::: Data to examine :::

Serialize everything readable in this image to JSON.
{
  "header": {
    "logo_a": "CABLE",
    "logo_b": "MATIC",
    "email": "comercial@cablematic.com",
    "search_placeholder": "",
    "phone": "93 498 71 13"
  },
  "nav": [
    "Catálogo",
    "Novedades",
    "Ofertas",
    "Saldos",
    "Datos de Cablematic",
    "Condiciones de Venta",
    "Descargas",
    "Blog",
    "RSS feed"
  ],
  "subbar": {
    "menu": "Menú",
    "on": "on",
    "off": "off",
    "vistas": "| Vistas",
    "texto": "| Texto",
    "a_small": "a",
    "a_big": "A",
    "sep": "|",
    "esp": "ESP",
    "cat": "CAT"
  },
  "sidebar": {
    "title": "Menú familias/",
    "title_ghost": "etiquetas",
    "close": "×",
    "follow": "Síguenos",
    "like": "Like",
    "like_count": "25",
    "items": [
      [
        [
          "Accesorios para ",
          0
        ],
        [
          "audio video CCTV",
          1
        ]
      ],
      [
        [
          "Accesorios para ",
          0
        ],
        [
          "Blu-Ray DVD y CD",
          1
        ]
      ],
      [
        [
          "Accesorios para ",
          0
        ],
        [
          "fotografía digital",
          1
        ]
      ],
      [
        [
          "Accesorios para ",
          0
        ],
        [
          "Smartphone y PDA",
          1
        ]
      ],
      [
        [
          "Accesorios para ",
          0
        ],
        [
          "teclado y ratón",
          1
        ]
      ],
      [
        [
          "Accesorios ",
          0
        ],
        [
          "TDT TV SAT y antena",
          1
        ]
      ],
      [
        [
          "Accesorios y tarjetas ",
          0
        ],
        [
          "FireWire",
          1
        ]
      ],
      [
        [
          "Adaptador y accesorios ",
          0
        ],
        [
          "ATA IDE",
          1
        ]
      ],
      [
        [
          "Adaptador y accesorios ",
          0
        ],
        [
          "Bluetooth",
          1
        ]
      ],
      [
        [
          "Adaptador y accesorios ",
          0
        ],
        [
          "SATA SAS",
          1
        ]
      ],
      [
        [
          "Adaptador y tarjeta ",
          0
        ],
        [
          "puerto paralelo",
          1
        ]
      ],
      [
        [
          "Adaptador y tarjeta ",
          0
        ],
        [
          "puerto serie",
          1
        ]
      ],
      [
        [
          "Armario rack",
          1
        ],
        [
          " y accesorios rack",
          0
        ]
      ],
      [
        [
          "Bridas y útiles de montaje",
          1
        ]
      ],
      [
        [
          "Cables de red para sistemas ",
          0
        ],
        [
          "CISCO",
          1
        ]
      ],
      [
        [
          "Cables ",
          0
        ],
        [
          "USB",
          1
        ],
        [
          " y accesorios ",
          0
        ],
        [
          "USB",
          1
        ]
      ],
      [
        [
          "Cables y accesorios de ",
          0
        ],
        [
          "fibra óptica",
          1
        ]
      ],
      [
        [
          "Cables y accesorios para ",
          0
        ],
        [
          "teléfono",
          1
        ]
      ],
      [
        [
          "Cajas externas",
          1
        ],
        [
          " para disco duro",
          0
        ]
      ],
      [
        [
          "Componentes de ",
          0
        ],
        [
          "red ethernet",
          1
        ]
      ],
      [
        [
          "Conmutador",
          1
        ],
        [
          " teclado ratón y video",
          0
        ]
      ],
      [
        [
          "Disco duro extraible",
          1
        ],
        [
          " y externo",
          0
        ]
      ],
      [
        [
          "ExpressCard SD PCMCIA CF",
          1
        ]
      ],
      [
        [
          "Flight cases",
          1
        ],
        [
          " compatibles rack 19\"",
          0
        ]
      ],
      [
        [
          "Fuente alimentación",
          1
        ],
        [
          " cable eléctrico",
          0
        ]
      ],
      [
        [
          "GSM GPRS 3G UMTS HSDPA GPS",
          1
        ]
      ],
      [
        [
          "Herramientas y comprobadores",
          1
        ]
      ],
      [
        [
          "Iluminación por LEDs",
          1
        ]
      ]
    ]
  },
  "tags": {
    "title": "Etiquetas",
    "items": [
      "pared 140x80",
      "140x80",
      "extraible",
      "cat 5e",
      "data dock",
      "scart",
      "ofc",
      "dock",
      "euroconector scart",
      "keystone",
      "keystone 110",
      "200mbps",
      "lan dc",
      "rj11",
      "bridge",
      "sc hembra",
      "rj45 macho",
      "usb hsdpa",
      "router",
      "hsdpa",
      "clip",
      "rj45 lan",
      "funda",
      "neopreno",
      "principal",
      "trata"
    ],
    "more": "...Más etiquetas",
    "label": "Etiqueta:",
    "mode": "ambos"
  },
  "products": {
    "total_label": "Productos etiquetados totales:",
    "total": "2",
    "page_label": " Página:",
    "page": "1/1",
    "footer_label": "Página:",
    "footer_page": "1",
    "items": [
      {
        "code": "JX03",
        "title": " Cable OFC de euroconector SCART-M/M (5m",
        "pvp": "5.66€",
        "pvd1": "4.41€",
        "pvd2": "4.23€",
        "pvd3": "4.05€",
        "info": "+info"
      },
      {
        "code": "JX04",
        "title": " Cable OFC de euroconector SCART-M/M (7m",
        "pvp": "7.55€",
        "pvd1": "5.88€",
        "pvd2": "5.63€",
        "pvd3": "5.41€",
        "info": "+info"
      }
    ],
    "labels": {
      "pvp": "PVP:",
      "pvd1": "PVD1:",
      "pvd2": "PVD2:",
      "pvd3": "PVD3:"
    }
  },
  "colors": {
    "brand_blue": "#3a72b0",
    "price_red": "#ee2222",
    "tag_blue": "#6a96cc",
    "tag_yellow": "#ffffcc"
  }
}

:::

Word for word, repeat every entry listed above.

▶ **Response below**:
Serialize everything readable in this image to JSON.
{
  "header": {
    "logo_a": "CABLE",
    "logo_b": "MATIC",
    "email": "comercial@cablematic.com",
    "search_placeholder": "",
    "phone": "93 498 71 13"
  },
  "nav": [
    "Catálogo",
    "Novedades",
    "Ofertas",
    "Saldos",
    "Datos de Cablematic",
    "Condiciones de Venta",
    "Descargas",
    "Blog",
    "RSS feed"
  ],
  "subbar": {
    "menu": "Menú",
    "on": "on",
    "off": "off",
    "vistas": "| Vistas",
    "texto": "| Texto",
    "a_small": "a",
    "a_big": "A",
    "sep": "|",
    "esp": "ESP",
    "cat": "CAT"
  },
  "sidebar": {
    "title": "Menú familias/",
    "title_ghost": "etiquetas",
    "close": "×",
    "follow": "Síguenos",
    "like": "Like",
    "like_count": "25",
    "items": [
      [
        [
          "Accesorios para ",
          0
        ],
        [
          "audio video CCTV",
          1
        ]
      ],
      [
        [
          "Accesorios para ",
          0
        ],
        [
          "Blu-Ray DVD y CD",
          1
        ]
      ],
      [
        [
          "Accesorios para ",
          0
        ],
        [
          "fotografía digital",
          1
        ]
      ],
      [
        [
          "Accesorios para ",
          0
        ],
        [
          "Smartphone y PDA",
          1
        ]
      ],
      [
        [
          "Accesorios para ",
          0
        ],
        [
          "teclado y ratón",
          1
        ]
      ],
      [
        [
          "Accesorios ",
          0
        ],
        [
          "TDT TV SAT y antena",
          1
        ]
      ],
      [
        [
          "Accesorios y tarjetas ",
          0
        ],
        [
          "FireWire",
          1
        ]
      ],
      [
        [
          "Adaptador y accesorios ",
          0
        ],
        [
          "ATA IDE",
          1
        ]
      ],
      [
        [
          "Adaptador y accesorios ",
          0
        ],
        [
          "Bluetooth",
          1
        ]
      ],
      [
        [
          "Adaptador y accesorios ",
          0
        ],
        [
          "SATA SAS",
          1
        ]
      ],
      [
        [
          "Adaptador y tarjeta ",
          0
        ],
        [
          "puerto paralelo",
          1
        ]
      ],
      [
        [
          "Adaptador y tarjeta ",
          0
        ],
        [
          "puerto serie",
          1
        ]
      ],
      [
        [
          "Armario rack",
          1
        ],
        [
          " y accesorios rack",
          0
        ]
      ],
      [
        [
          "Bridas y útiles de montaje",
          1
        ]
      ],
      [
        [
          "Cables de red para sistemas ",
          0
        ],
        [
          "CISCO",
          1
        ]
      ],
      [
        [
          "Cables ",
          0
        ],
        [
          "USB",
          1
        ],
        [
          " y accesorios ",
          0
        ],
        [
          "USB",
          1
        ]
      ],
      [
        [
          "Cables y accesorios de ",
          0
        ],
        [
          "fibra óptica",
          1
        ]
      ],
      [
        [
          "Cables y accesorios para ",
          0
        ],
        [
          "teléfono",
          1
        ]
      ],
      [
        [
          "Cajas externas",
          1
        ],
        [
          " para disco duro",
          0
        ]
      ],
      [
        [
          "Componentes de ",
          0
        ],
        [
          "red ethernet",
          1
        ]
      ],
      [
        [
          "Conmutador",
          1
        ],
        [
          " teclado ratón y video",
          0
        ]
      ],
      [
        [
          "Disco duro extraible",
          1
        ],
        [
          " y externo",
          0
        ]
      ],
      [
        [
          "ExpressCard SD PCMCIA CF",
          1
        ]
      ],
      [
        [
          "Flight cases",
          1
        ],
        [
          " compatibles rack 19\"",
          0
        ]
      ],
      [
        [
          "Fuente alimentación",
          1
        ],
        [
          " cable eléctrico",
          0
        ]
      ],
      [
        [
          "GSM GPRS 3G UMTS HSDPA GPS",
          1
        ]
      ],
      [
        [
          "Herramientas y comprobadores",
          1
        ]
      ],
      [
        [
          "Iluminación por LEDs",
          1
        ]
      ]
    ]
  },
  "tags": {
    "title": "Etiquetas",
    "items": [
      "pared 140x80",
      "140x80",
      "extraible",
      "cat 5e",
      "data dock",
      "scart",
      "ofc",
      "dock",
      "euroconector scart",
      "keystone",
      "keystone 110",
      "200mbps",
      "lan dc",
      "rj11",
      "bridge",
      "sc hembra",
      "rj45 macho",
      "usb hsdpa",
      "router",
      "hsdpa",
      "clip",
      "rj45 lan",
      "funda",
      "neopreno",
      "principal",
      "trata"
    ],
    "more": "...Más etiquetas",
    "label": "Etiqueta:",
    "mode": "ambos"
  },
  "products": {
    "total_label": "Productos etiquetados totales:",
    "total": "2",
    "page_label": " Página:",
    "page": "1/1",
    "footer_label": "Página:",
    "footer_page": "1",
    "items": [
      {
        "code": "JX03",
        "title": " Cable OFC de euroconector SCART-M/M (5m",
        "pvp": "5.66€",
        "pvd1": "4.41€",
        "pvd2": "4.23€",
        "pvd3": "4.05€",
        "info": "+info"
      },
      {
        "code": "JX04",
        "title": " Cable OFC de euroconector SCART-M/M (7m",
        "pvp": "7.55€",
        "pvd1": "5.88€",
        "pvd2": "5.63€",
        "pvd3": "5.41€",
        "info": "+info"
      }
    ],
    "labels": {
      "pvp": "PVP:",
      "pvd1": "PVD1:",
      "pvd2": "PVD2:",
      "pvd3": "PVD3:"
    }
  },
  "colors": {
    "brand_blue": "#3a72b0",
    "price_red": "#ee2222",
    "tag_blue": "#6a96cc",
    "tag_yellow": "#ffffcc"
  }
}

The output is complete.